With current skill shortages reported in the construction industry, there is an urgent need for young talent with the aptitude to become the next generation of professional experts in the field. There are various ways to RICS memberships that don’t involve going down the graduate route including two apprenticeship options:
- A Surveying Technician Apprenticeship takes two years, and you need 5 GCSEs at Grade C (including English and Maths) to be eligible. At the end of the period, you will have achieved a Level 3 Diploma in Surveying as well as AssocRICS memberships.
- A Chartered Surveyor Apprenticeship takes 5 years, with an entry requirement of 3 A-Levels at grade C and including the completion of a Level 3 Surveying Technician Apprenticeship. At the end of the period, you will acquire degree status and become a MRICS.

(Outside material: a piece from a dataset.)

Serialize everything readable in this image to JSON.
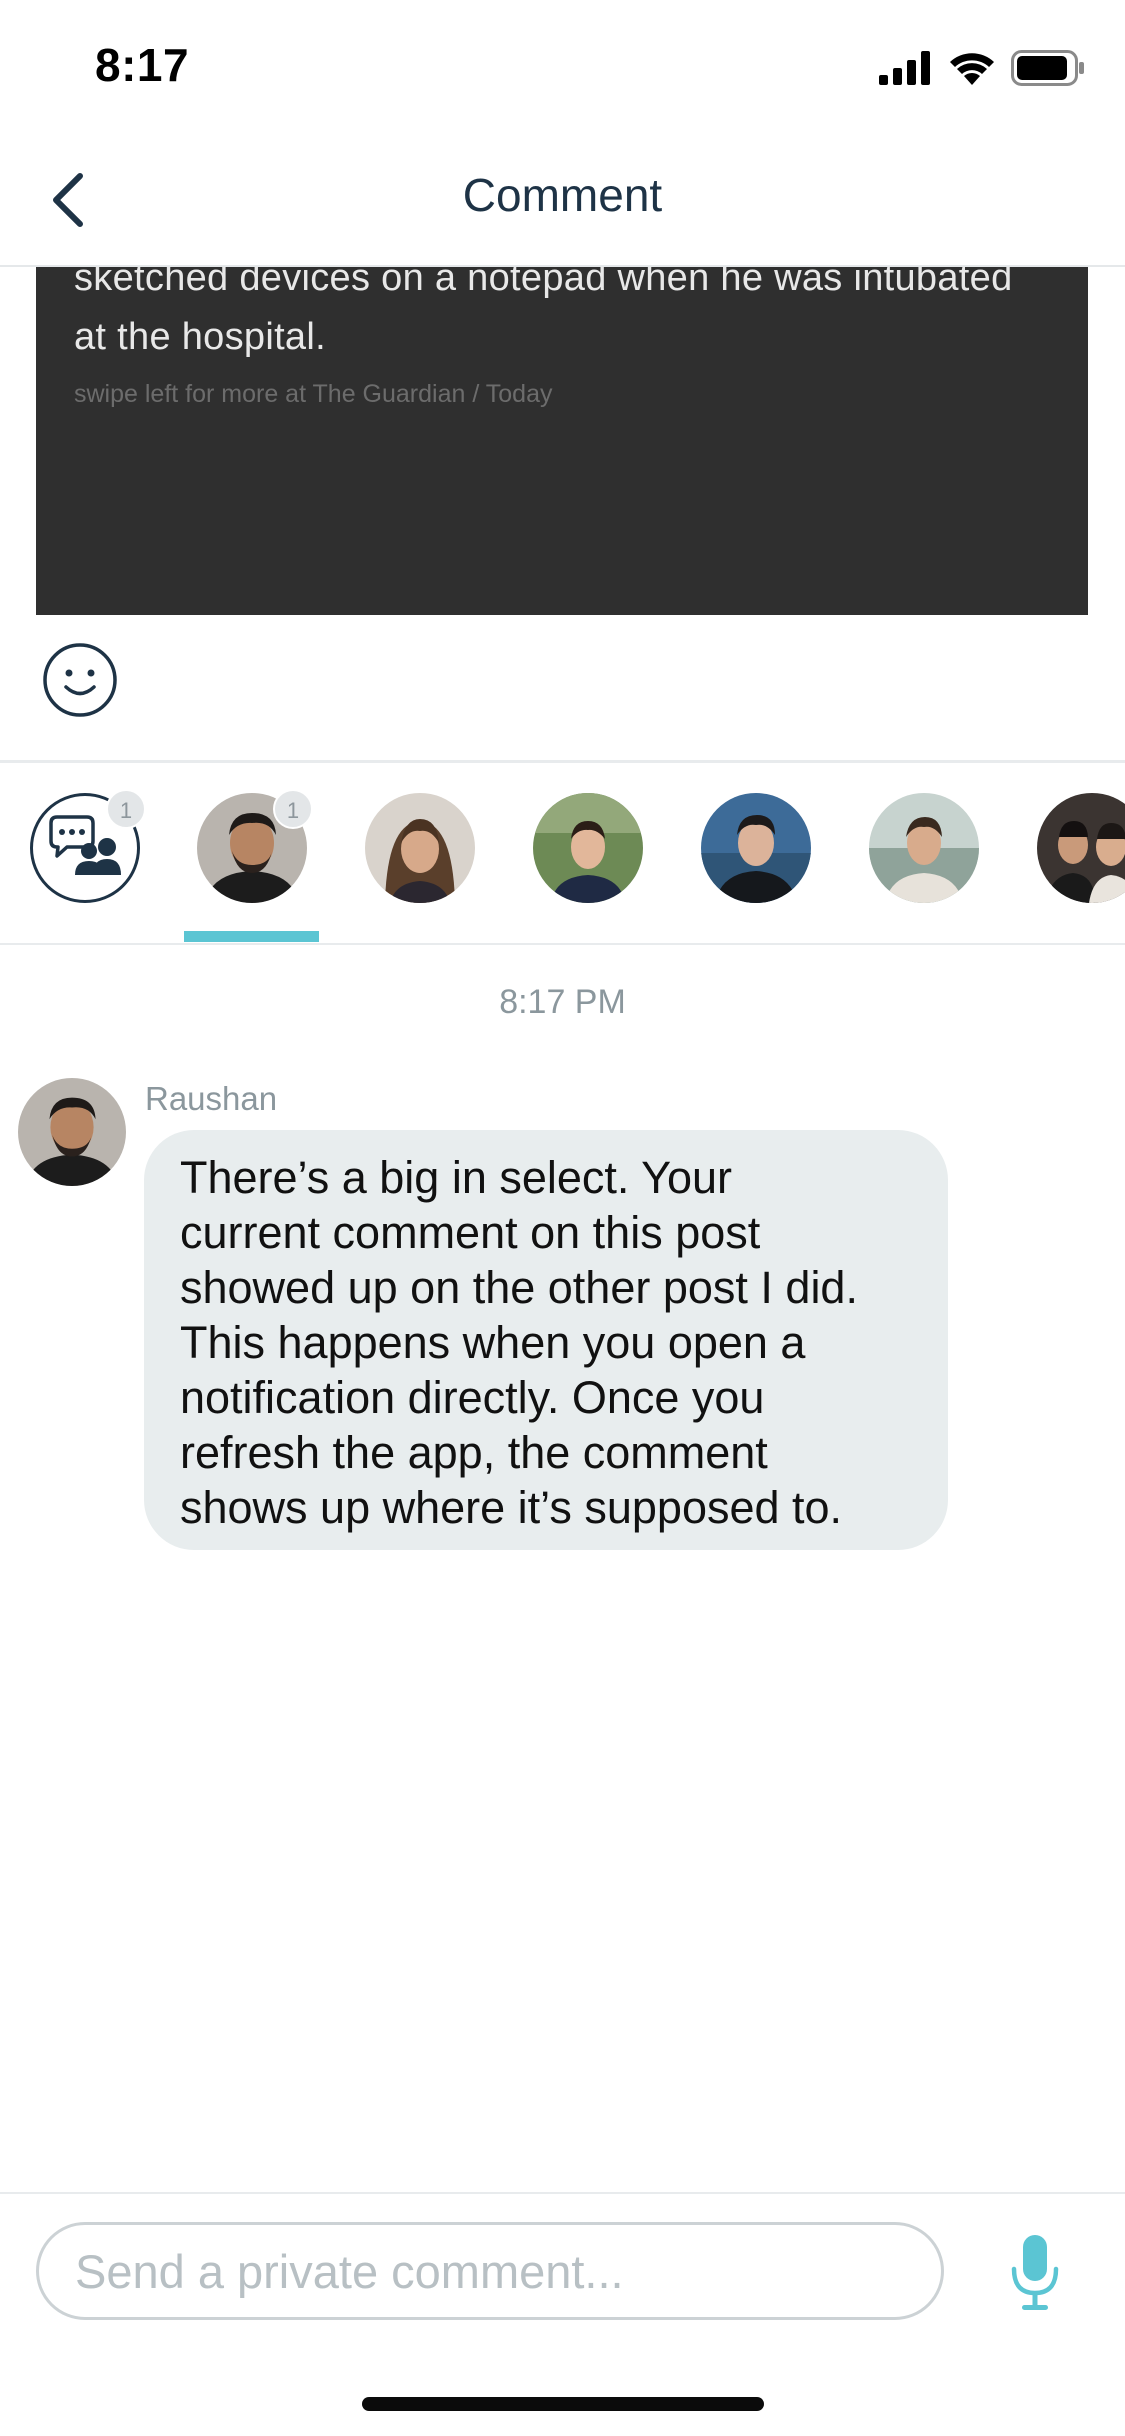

If you are a senior property professional with 10+ years’ experience, having never completed an accredited degree or postgraduate qualification, you can obtain MRICS status by demonstrating
- 20 hours of Continuing Professional Development (CPD) for the last 12 months
- Completed senior professional assessment documentation
- Passing the senior professional final assessment interview
Sava, formerly known as National Energy Services, offers an alternative route into residential surveying for those without a relevant degree. Their Level 6 Diploma in Residential Surveying is approved for direct entry into by offering AssocRICS membership as soon as you qualify.
Who are the main employers?
Once you have reached chartered surveyor status, the path is clear to becoming a consultant responsible for a variety of work. While many surveyors choose to remain ‘generalist practitioners’, others specialise in an aspect of surveying such as building surveying, valuation and quantity surveying, commercial property, project management, minerals & waste management, residential property, planning & development, facilities management etc.
Surveying is somewhat of a niche career, with fewer career opportunities available than in other areas of the property & construction industry. Most graduate-level jobs are found in large property firms and building consultancies, regional chartered surveying firms or estate agents, and larger construction companies that employ specialist in-house surveyors. Smaller local surveying practices and, of course, public sector opportunities in local authorities or the Valuation Office Agency, may also have vacancies.
Building surveyors can be involved in any part of the construction process and their expertise is sought after throughout the operational lifecycle of a building. As professional consultants who provide technical advice to the construction and property industries, their work is varied and stimulating, often involving multiple projects at a time.
While the route to get there may look like big commitment when you’re just starting out, it’s a solid career path that can set you up for life.
Guest post by Dakota Murphey, who has more than a decade of experience in a range of HR and Marketing roles. Since becoming a full-time mum, she enjoys sharing her experience and knowledge through her writing and connecting with like-minded professionals. Follow her on Twitter: @Dakota_Murphey